If a procurement authority chooses, for example, to make the ISO 9001 certificate as an optional requirement, there could be either of the two positive outcomes: the procurement entity could find a bidder without ISO 9001 offering better quality, better price, and better source compared to a bidder with ISO 9001, or the procurement entity could also find a bidder offering better quality, better price, and better source in addition to having ISO 9001 itself. Not having ISO certification must not preclude a bidder from tendering if the bidder can prove that their products and services comply with the customer's requirements and offer competitive prices.
The instance of making the ISO certification requirements mandatory is just one of many more.
The primary aim of public procurement policies is to achieve value for money. The purchasing procedures are to be based on the premises of competitive rate quoting with a goal to promote fair competition. But rigging bids, cartel formation, imposing unreasonable terms in the tender notices, and misinterpreting the procurement rules, etc., compromise the cardinal principle of obtaining the best quality of products and services at a competitive price. The disastrous result: the government buys inferior things at a higher price with taxpayers' money wasted.
A big chunk of Bangladesh's GDP is lost to corruption each year. Some corruptions in the public sector happen in the full glare of publicity; newspapers headline those venalities, people gossip about them, videos and cartoons about those sleazes go viral on the internet and are seen by millions. But most of the mega corruptions go unnoticed because those are committed in the closed-door chambers with intellectual artistry. And clever steps are taken to hush up those misuses of public offices for personal gains or otherwise.
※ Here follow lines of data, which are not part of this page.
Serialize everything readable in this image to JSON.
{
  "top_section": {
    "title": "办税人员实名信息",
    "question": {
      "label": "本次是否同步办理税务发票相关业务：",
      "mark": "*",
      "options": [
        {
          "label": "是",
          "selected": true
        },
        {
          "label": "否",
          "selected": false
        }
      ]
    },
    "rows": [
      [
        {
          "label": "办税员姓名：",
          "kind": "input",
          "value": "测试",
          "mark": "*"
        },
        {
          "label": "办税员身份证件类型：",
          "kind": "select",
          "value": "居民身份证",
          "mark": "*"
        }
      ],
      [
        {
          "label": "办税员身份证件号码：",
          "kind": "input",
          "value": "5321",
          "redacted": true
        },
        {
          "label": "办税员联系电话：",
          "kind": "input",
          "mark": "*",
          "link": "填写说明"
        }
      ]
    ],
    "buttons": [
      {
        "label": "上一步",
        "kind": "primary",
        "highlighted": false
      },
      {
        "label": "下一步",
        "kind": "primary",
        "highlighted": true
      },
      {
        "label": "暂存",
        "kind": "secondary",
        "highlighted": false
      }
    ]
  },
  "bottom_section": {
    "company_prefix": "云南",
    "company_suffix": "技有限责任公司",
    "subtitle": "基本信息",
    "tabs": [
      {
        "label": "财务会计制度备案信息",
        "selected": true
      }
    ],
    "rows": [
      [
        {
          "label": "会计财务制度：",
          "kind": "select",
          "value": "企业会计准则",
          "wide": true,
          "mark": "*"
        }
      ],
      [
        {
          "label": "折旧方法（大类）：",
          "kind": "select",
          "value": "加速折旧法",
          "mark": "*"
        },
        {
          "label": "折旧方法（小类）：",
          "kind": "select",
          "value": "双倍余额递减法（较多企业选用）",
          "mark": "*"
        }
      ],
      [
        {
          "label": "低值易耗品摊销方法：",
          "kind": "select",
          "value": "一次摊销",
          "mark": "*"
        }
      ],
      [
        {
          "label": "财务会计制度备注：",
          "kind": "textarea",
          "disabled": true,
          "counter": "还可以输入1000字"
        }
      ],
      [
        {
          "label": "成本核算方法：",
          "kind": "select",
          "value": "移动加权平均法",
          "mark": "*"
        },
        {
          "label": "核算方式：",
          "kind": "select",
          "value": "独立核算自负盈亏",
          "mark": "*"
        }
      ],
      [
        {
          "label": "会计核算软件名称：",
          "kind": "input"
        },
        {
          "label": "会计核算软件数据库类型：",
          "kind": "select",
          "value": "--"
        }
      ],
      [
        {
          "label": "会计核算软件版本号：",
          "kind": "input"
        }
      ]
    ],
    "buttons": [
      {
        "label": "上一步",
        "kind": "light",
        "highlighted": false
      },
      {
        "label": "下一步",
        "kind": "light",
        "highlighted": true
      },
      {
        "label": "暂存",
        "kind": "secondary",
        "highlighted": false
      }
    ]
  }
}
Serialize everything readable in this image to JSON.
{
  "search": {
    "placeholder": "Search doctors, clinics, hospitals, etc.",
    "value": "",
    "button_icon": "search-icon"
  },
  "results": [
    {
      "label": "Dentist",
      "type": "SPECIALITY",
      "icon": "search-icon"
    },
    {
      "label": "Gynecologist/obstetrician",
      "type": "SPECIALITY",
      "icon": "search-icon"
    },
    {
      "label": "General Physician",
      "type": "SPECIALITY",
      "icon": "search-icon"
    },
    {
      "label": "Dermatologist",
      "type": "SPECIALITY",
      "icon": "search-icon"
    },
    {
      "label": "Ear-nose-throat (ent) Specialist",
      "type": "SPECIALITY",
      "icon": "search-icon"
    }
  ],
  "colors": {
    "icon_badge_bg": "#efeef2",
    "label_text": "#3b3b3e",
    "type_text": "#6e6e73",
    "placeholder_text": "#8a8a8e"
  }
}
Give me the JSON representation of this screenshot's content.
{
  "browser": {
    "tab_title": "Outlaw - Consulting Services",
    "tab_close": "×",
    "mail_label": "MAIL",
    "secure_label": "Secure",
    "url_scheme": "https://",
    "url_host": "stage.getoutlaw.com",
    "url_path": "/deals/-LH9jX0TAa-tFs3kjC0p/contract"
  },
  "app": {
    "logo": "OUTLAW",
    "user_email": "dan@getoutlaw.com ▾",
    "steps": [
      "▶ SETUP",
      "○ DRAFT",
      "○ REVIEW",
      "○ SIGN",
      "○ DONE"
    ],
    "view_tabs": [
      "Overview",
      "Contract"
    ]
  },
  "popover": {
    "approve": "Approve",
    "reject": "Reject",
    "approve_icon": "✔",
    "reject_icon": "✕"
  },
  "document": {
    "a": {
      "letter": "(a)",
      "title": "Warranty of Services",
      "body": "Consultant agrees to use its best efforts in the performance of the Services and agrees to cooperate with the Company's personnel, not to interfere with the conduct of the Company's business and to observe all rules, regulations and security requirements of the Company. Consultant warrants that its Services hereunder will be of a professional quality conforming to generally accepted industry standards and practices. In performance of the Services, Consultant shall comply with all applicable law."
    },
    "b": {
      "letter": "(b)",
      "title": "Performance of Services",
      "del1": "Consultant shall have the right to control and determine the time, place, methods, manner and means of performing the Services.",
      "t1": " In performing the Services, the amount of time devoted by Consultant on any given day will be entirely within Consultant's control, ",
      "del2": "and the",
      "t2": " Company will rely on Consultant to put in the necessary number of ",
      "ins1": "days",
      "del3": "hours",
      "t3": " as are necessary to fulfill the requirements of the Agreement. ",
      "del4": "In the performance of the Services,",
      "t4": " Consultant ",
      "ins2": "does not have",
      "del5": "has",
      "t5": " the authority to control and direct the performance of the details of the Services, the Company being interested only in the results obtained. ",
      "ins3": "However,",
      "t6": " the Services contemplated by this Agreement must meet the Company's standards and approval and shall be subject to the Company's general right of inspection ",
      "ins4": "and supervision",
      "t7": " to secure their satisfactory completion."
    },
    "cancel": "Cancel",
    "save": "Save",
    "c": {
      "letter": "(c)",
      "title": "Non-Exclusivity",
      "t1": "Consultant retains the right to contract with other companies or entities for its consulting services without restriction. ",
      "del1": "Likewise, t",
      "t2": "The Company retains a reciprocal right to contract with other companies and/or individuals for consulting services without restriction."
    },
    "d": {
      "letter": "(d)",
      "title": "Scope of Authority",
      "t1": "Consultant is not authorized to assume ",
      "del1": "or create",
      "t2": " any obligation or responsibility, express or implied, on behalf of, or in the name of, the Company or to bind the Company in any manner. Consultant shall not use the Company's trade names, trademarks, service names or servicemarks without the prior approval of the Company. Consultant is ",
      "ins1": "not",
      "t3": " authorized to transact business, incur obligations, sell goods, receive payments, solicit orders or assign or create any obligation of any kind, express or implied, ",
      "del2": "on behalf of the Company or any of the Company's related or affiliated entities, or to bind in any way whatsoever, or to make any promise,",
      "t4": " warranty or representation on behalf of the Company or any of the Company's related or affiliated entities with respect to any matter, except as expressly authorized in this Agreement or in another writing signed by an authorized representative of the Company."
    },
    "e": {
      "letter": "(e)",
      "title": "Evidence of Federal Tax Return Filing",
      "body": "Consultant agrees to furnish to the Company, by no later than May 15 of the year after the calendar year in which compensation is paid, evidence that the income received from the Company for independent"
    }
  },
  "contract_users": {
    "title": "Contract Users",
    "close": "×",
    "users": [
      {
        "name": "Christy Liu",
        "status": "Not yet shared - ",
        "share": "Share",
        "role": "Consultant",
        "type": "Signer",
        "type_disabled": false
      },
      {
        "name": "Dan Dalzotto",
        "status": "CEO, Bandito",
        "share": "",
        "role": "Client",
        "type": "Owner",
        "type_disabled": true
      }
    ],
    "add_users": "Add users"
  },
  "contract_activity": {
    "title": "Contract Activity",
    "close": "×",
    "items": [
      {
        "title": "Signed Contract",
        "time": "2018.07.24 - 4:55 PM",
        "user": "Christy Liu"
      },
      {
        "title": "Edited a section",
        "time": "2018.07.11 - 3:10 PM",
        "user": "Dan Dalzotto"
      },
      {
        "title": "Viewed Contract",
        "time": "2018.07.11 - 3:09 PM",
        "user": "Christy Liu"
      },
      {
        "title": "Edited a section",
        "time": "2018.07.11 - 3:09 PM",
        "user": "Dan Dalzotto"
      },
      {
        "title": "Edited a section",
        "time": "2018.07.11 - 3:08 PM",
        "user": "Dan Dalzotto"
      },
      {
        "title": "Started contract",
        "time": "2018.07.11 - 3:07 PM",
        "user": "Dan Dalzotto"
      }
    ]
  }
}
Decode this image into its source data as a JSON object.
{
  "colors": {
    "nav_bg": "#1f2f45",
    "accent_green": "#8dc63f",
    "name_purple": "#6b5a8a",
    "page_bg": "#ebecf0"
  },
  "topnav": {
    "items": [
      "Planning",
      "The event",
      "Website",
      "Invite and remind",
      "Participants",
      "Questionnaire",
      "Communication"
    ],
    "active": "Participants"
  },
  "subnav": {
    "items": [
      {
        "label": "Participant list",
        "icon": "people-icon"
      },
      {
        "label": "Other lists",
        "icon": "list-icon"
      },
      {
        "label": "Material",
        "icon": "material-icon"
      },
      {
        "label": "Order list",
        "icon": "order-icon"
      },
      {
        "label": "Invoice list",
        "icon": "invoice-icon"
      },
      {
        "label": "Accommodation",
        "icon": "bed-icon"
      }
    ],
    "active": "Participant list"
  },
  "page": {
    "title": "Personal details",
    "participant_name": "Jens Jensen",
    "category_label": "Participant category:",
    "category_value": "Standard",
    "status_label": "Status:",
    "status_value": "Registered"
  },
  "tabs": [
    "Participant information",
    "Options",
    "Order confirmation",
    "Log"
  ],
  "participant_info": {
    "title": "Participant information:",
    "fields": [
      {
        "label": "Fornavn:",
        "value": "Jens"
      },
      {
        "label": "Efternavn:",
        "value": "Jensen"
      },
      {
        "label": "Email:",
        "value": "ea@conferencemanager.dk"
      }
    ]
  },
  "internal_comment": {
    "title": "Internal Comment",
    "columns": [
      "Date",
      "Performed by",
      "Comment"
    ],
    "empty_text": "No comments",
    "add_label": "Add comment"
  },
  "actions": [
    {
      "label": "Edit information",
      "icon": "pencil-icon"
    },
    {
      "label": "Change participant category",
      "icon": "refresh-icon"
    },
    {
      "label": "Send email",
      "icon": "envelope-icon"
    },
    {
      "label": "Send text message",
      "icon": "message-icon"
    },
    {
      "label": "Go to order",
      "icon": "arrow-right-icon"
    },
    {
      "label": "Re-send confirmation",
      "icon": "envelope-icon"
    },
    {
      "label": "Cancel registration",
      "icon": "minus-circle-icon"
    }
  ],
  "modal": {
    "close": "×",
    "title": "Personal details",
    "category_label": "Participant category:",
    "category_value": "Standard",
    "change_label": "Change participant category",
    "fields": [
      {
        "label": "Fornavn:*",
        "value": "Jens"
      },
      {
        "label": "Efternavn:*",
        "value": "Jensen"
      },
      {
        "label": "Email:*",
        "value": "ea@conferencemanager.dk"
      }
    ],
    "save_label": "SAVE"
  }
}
Decades of corruption and distrust of functionaries, who are supposed to guard public interest, have spawned a bewildering variety of cheating tricks and tactics---only to fleece the taxpayers.